**DATASET:**
********************

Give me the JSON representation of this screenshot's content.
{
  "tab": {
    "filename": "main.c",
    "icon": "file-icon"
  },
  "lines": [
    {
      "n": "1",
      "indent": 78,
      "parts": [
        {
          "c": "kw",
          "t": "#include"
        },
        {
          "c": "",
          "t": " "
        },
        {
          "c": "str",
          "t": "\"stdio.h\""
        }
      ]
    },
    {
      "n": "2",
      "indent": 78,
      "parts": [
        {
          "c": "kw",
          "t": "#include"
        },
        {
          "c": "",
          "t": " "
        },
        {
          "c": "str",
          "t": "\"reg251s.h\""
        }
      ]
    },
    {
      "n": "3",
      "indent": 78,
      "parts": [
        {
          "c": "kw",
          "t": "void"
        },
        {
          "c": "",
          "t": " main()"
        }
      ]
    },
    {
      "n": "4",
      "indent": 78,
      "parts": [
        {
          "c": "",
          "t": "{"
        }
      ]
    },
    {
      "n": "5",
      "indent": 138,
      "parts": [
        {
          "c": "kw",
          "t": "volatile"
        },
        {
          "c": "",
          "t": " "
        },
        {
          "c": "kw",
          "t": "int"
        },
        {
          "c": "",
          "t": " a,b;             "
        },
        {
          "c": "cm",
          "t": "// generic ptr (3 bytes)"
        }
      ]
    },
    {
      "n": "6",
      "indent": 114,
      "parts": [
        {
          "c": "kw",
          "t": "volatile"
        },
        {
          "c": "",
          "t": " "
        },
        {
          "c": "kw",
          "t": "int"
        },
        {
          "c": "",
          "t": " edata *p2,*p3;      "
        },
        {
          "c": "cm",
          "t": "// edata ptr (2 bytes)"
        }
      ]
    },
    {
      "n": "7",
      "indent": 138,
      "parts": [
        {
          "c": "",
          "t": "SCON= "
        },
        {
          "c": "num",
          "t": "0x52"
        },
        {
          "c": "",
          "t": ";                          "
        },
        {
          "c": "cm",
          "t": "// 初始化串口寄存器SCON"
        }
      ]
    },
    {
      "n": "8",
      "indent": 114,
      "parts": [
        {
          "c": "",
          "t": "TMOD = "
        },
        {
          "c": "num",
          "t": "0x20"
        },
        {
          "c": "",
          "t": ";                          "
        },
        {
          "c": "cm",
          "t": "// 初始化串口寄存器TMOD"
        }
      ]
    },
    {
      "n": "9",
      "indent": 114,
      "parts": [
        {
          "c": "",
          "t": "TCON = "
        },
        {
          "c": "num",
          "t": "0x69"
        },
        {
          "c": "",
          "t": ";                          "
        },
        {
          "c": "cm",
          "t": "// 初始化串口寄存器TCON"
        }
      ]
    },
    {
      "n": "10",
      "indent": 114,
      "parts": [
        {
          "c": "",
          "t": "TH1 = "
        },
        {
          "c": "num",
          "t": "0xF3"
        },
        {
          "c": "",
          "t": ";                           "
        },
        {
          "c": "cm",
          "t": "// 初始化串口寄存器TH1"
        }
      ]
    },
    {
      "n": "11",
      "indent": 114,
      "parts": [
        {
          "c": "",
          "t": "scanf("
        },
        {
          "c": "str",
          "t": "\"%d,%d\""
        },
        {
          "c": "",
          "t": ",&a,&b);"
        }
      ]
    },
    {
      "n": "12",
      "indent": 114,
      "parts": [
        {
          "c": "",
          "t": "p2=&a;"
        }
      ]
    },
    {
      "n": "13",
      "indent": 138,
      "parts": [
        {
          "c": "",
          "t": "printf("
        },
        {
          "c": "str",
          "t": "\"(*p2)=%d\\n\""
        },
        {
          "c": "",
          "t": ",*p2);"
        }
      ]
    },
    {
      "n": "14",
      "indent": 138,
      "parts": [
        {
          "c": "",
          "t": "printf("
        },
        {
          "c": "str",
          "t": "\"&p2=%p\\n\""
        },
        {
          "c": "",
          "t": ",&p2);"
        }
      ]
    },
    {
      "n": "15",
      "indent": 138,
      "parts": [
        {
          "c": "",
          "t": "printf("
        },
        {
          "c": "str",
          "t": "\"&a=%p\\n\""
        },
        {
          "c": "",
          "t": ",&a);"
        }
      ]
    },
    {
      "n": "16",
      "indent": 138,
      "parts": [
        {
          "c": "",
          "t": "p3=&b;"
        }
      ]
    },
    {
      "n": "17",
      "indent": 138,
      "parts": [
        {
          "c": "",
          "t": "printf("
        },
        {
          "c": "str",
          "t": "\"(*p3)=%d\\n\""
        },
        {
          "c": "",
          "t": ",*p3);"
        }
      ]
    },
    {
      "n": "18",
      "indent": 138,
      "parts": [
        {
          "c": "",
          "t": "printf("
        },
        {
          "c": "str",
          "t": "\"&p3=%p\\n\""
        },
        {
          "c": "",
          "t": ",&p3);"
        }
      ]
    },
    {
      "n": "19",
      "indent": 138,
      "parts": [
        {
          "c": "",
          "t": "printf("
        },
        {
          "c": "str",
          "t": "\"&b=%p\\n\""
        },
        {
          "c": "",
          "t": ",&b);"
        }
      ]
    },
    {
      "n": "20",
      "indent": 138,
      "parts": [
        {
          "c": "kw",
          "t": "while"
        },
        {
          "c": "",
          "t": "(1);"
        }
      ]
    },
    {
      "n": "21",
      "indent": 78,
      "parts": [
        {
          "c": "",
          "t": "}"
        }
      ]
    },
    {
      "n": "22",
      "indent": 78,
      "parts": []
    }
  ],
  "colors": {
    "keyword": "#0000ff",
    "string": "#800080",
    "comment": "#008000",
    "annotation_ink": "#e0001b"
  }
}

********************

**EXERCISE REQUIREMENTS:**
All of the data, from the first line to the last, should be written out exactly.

**TASK RESPONSE:**
Give me the JSON representation of this screenshot's content.
{
  "tab": {
    "filename": "main.c",
    "icon": "file-icon"
  },
  "lines": [
    {
      "n": "1",
      "indent": 78,
      "parts": [
        {
          "c": "kw",
          "t": "#include"
        },
        {
          "c": "",
          "t": " "
        },
        {
          "c": "str",
          "t": "\"stdio.h\""
        }
      ]
    },
    {
      "n": "2",
      "indent": 78,
      "parts": [
        {
          "c": "kw",
          "t": "#include"
        },
        {
          "c": "",
          "t": " "
        },
        {
          "c": "str",
          "t": "\"reg251s.h\""
        }
      ]
    },
    {
      "n": "3",
      "indent": 78,
      "parts": [
        {
          "c": "kw",
          "t": "void"
        },
        {
          "c": "",
          "t": " main()"
        }
      ]
    },
    {
      "n": "4",
      "indent": 78,
      "parts": [
        {
          "c": "",
          "t": "{"
        }
      ]
    },
    {
      "n": "5",
      "indent": 138,
      "parts": [
        {
          "c": "kw",
          "t": "volatile"
        },
        {
          "c": "",
          "t": " "
        },
        {
          "c": "kw",
          "t": "int"
        },
        {
          "c": "",
          "t": " a,b;             "
        },
        {
          "c": "cm",
          "t": "// generic ptr (3 bytes)"
        }
      ]
    },
    {
      "n": "6",
      "indent": 114,
      "parts": [
        {
          "c": "kw",
          "t": "volatile"
        },
        {
          "c": "",
          "t": " "
        },
        {
          "c": "kw",
          "t": "int"
        },
        {
          "c": "",
          "t": " edata *p2,*p3;      "
        },
        {
          "c": "cm",
          "t": "// edata ptr (2 bytes)"
        }
      ]
    },
    {
      "n": "7",
      "indent": 138,
      "parts": [
        {
          "c": "",
          "t": "SCON= "
        },
        {
          "c": "num",
          "t": "0x52"
        },
        {
          "c": "",
          "t": ";                          "
        },
        {
          "c": "cm",
          "t": "// 初始化串口寄存器SCON"
        }
      ]
    },
    {
      "n": "8",
      "indent": 114,
      "parts": [
        {
          "c": "",
          "t": "TMOD = "
        },
        {
          "c": "num",
          "t": "0x20"
        },
        {
          "c": "",
          "t": ";                          "
        },
        {
          "c": "cm",
          "t": "// 初始化串口寄存器TMOD"
        }
      ]
    },
    {
      "n": "9",
      "indent": 114,
      "parts": [
        {
          "c": "",
          "t": "TCON = "
        },
        {
          "c": "num",
          "t": "0x69"
        },
        {
          "c": "",
          "t": ";                          "
        },
        {
          "c": "cm",
          "t": "// 初始化串口寄存器TCON"
        }
      ]
    },
    {
      "n": "10",
      "indent": 114,
      "parts": [
        {
          "c": "",
          "t": "TH1 = "
        },
        {
          "c": "num",
          "t": "0xF3"
        },
        {
          "c": "",
          "t": ";                           "
        },
        {
          "c": "cm",
          "t": "// 初始化串口寄存器TH1"
        }
      ]
    },
    {
      "n": "11",
      "indent": 114,
      "parts": [
        {
          "c": "",
          "t": "scanf("
        },
        {
          "c": "str",
          "t": "\"%d,%d\""
        },
        {
          "c": "",
          "t": ",&a,&b);"
        }
      ]
    },
    {
      "n": "12",
      "indent": 114,
      "parts": [
        {
          "c": "",
          "t": "p2=&a;"
        }
      ]
    },
    {
      "n": "13",
      "indent": 138,
      "parts": [
        {
          "c": "",
          "t": "printf("
        },
        {
          "c": "str",
          "t": "\"(*p2)=%d\\n\""
        },
        {
          "c": "",
          "t": ",*p2);"
        }
      ]
    },
    {
      "n": "14",
      "indent": 138,
      "parts": [
        {
          "c": "",
          "t": "printf("
        },
        {
          "c": "str",
          "t": "\"&p2=%p\\n\""
        },
        {
          "c": "",
          "t": ",&p2);"
        }
      ]
    },
    {
      "n": "15",
      "indent": 138,
      "parts": [
        {
          "c": "",
          "t": "printf("
        },
        {
          "c": "str",
          "t": "\"&a=%p\\n\""
        },
        {
          "c": "",
          "t": ",&a);"
        }
      ]
    },
    {
      "n": "16",
      "indent": 138,
      "parts": [
        {
          "c": "",
          "t": "p3=&b;"
        }
      ]
    },
    {
      "n": "17",
      "indent": 138,
      "parts": [
        {
          "c": "",
          "t": "printf("
        },
        {
          "c": "str",
          "t": "\"(*p3)=%d\\n\""
        },
        {
          "c": "",
          "t": ",*p3);"
        }
      ]
    },
    {
      "n": "18",
      "indent": 138,
      "parts": [
        {
          "c": "",
          "t": "printf("
        },
        {
          "c": "str",
          "t": "\"&p3=%p\\n\""
        },
        {
          "c": "",
          "t": ",&p3);"
        }
      ]
    },
    {
      "n": "19",
      "indent": 138,
      "parts": [
        {
          "c": "",
          "t": "printf("
        },
        {
          "c": "str",
          "t": "\"&b=%p\\n\""
        },
        {
          "c": "",
          "t": ",&b);"
        }
      ]
    },
    {
      "n": "20",
      "indent": 138,
      "parts": [
        {
          "c": "kw",
          "t": "while"
        },
        {
          "c": "",
          "t": "(1);"
        }
      ]
    },
    {
      "n": "21",
      "indent": 78,
      "parts": [
        {
          "c": "",
          "t": "}"
        }
      ]
    },
    {
      "n": "22",
      "indent": 78,
      "parts": []
    }
  ],
  "colors": {
    "keyword": "#0000ff",
    "string": "#800080",
    "comment": "#008000",
    "annotation_ink": "#e0001b"
  }
}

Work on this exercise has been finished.